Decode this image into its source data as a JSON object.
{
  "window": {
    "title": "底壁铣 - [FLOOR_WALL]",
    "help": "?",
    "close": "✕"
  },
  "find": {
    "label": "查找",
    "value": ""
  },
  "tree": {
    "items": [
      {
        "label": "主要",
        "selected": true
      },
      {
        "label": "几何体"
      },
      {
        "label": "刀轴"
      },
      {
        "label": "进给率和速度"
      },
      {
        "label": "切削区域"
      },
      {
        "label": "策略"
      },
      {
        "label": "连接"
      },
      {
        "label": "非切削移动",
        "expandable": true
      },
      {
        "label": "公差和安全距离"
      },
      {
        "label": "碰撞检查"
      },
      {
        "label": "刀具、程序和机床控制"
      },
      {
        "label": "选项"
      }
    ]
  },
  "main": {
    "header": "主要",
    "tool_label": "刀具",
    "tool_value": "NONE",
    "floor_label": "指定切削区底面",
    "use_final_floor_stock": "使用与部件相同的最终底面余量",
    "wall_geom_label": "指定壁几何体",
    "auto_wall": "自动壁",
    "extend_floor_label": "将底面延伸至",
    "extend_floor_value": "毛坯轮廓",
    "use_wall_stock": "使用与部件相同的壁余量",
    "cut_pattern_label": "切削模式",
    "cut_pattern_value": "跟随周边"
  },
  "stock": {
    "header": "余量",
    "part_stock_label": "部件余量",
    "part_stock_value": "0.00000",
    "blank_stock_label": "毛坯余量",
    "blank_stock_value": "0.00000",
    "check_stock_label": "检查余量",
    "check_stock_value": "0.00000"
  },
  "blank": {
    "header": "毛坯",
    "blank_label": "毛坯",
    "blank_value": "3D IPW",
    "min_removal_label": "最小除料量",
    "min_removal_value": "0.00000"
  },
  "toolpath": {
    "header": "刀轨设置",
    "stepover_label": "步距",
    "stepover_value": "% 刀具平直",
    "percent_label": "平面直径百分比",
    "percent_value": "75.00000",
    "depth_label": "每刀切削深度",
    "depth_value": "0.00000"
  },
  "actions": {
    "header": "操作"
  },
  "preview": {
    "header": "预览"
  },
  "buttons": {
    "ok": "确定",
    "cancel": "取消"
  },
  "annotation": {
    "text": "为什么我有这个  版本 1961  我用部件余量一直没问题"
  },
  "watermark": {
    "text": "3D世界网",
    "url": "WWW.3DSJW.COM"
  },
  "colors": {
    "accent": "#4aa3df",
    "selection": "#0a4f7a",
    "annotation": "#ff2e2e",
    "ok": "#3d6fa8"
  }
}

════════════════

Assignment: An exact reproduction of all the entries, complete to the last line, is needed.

Solved exercise:
Decode this image into its source data as a JSON object.
{
  "window": {
    "title": "底壁铣 - [FLOOR_WALL]",
    "help": "?",
    "close": "✕"
  },
  "find": {
    "label": "查找",
    "value": ""
  },
  "tree": {
    "items": [
      {
        "label": "主要",
        "selected": true
      },
      {
        "label": "几何体"
      },
      {
        "label": "刀轴"
      },
      {
        "label": "进给率和速度"
      },
      {
        "label": "切削区域"
      },
      {
        "label": "策略"
      },
      {
        "label": "连接"
      },
      {
        "label": "非切削移动",
        "expandable": true
      },
      {
        "label": "公差和安全距离"
      },
      {
        "label": "碰撞检查"
      },
      {
        "label": "刀具、程序和机床控制"
      },
      {
        "label": "选项"
      }
    ]
  },
  "main": {
    "header": "主要",
    "tool_label": "刀具",
    "tool_value": "NONE",
    "floor_label": "指定切削区底面",
    "use_final_floor_stock": "使用与部件相同的最终底面余量",
    "wall_geom_label": "指定壁几何体",
    "auto_wall": "自动壁",
    "extend_floor_label": "将底面延伸至",
    "extend_floor_value": "毛坯轮廓",
    "use_wall_stock": "使用与部件相同的壁余量",
    "cut_pattern_label": "切削模式",
    "cut_pattern_value": "跟随周边"
  },
  "stock": {
    "header": "余量",
    "part_stock_label": "部件余量",
    "part_stock_value": "0.00000",
    "blank_stock_label": "毛坯余量",
    "blank_stock_value": "0.00000",
    "check_stock_label": "检查余量",
    "check_stock_value": "0.00000"
  },
  "blank": {
    "header": "毛坯",
    "blank_label": "毛坯",
    "blank_value": "3D IPW",
    "min_removal_label": "最小除料量",
    "min_removal_value": "0.00000"
  },
  "toolpath": {
    "header": "刀轨设置",
    "stepover_label": "步距",
    "stepover_value": "% 刀具平直",
    "percent_label": "平面直径百分比",
    "percent_value": "75.00000",
    "depth_label": "每刀切削深度",
    "depth_value": "0.00000"
  },
  "actions": {
    "header": "操作"
  },
  "preview": {
    "header": "预览"
  },
  "buttons": {
    "ok": "确定",
    "cancel": "取消"
  },
  "annotation": {
    "text": "为什么我有这个  版本 1961  我用部件余量一直没问题"
  },
  "watermark": {
    "text": "3D世界网",
    "url": "WWW.3DSJW.COM"
  },
  "colors": {
    "accent": "#4aa3df",
    "selection": "#0a4f7a",
    "annotation": "#ff2e2e",
    "ok": "#3d6fa8"
  }
}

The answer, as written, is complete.